**Exercise description:**
From the entries, copy every line that carries the string "collection".

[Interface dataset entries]
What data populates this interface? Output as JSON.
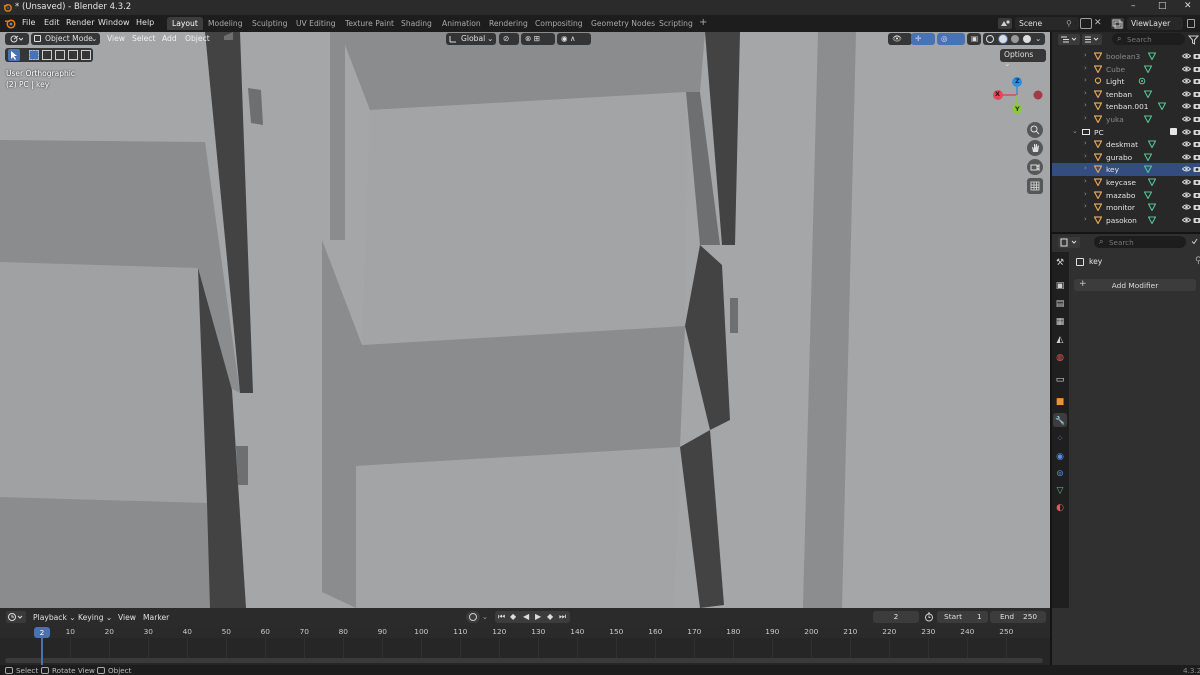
{
  "window": {
    "title": "* (Unsaved) - Blender 4.3.2",
    "controls": [
      "–",
      "□",
      "✕"
    ]
  },
  "menubar": {
    "items": [
      "File",
      "Edit",
      "Render",
      "Window",
      "Help"
    ]
  },
  "workspaces": {
    "tabs": [
      "Layout",
      "Modeling",
      "Sculpting",
      "UV Editing",
      "Texture Paint",
      "Shading",
      "Animation",
      "Rendering",
      "Compositing",
      "Geometry Nodes",
      "Scripting"
    ],
    "active": "Layout",
    "add": "+"
  },
  "scene": {
    "name": "Scene",
    "view_layer": "ViewLayer"
  },
  "viewport": {
    "mode": "Object Mode",
    "menus": [
      "View",
      "Select",
      "Add",
      "Object"
    ],
    "orientation": "Global",
    "options_label": "Options",
    "view_name": "User Orthographic",
    "object_path": "(2) PC | key",
    "gizmo": {
      "x": "X",
      "y": "Y",
      "z": "Z"
    }
  },
  "outliner": {
    "search_placeholder": "Search",
    "rows": [
      {
        "name": "boolean3",
        "icon": "mesh-icon",
        "dim": true
      },
      {
        "name": "Cube",
        "icon": "mesh-icon",
        "dim": true
      },
      {
        "name": "Light",
        "icon": "light-icon",
        "dim": false
      },
      {
        "name": "tenban",
        "icon": "mesh-icon",
        "dim": false
      },
      {
        "name": "tenban.001",
        "icon": "mesh-icon",
        "dim": false
      },
      {
        "name": "yuka",
        "icon": "mesh-icon",
        "dim": true
      },
      {
        "name": "PC",
        "icon": "collection-icon",
        "dim": false,
        "collection": true
      },
      {
        "name": "deskmat",
        "icon": "mesh-icon",
        "dim": false
      },
      {
        "name": "gurabo",
        "icon": "mesh-icon",
        "dim": false
      },
      {
        "name": "key",
        "icon": "mesh-icon",
        "dim": false,
        "selected": true
      },
      {
        "name": "keycase",
        "icon": "mesh-icon",
        "dim": false
      },
      {
        "name": "mazabo",
        "icon": "mesh-icon",
        "dim": false
      },
      {
        "name": "monitor",
        "icon": "mesh-icon",
        "dim": false
      },
      {
        "name": "pasokon",
        "icon": "mesh-icon",
        "dim": false
      }
    ]
  },
  "properties": {
    "search_placeholder": "Search",
    "object_name": "key",
    "add_modifier_label": "Add Modifier",
    "tabs": [
      "tool-icon",
      "render-icon",
      "output-icon",
      "view-layer-icon",
      "scene-icon",
      "world-icon",
      "collection-icon",
      "object-icon",
      "modifier-icon",
      "particles-icon",
      "physics-icon",
      "constraints-icon",
      "data-icon",
      "material-icon"
    ]
  },
  "timeline": {
    "menus": [
      "Playback",
      "Keying",
      "View",
      "Marker"
    ],
    "current_frame": "2",
    "start_label": "Start",
    "start_value": "1",
    "end_label": "End",
    "end_value": "250",
    "ruler_ticks": [
      "2",
      "10",
      "20",
      "30",
      "40",
      "50",
      "60",
      "70",
      "80",
      "90",
      "100",
      "110",
      "120",
      "130",
      "140",
      "150",
      "160",
      "170",
      "180",
      "190",
      "200",
      "210",
      "220",
      "230",
      "240",
      "250"
    ]
  },
  "statusbar": {
    "items": [
      "Select",
      "Rotate View",
      "Object"
    ],
    "version": "4.3.2"
  },
  "colors": {
    "accent": "#4772b3",
    "mesh_icon": "#e0a35a",
    "data_icon": "#55c493",
    "selected_row": "#334d80",
    "gizmo_x": "#e0475b",
    "gizmo_y": "#8ec73e",
    "gizmo_z": "#2e8fe0"
  }
}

**Result of the task:**
        "icon": "collection-icon",
        "collection": true
      "collection-icon",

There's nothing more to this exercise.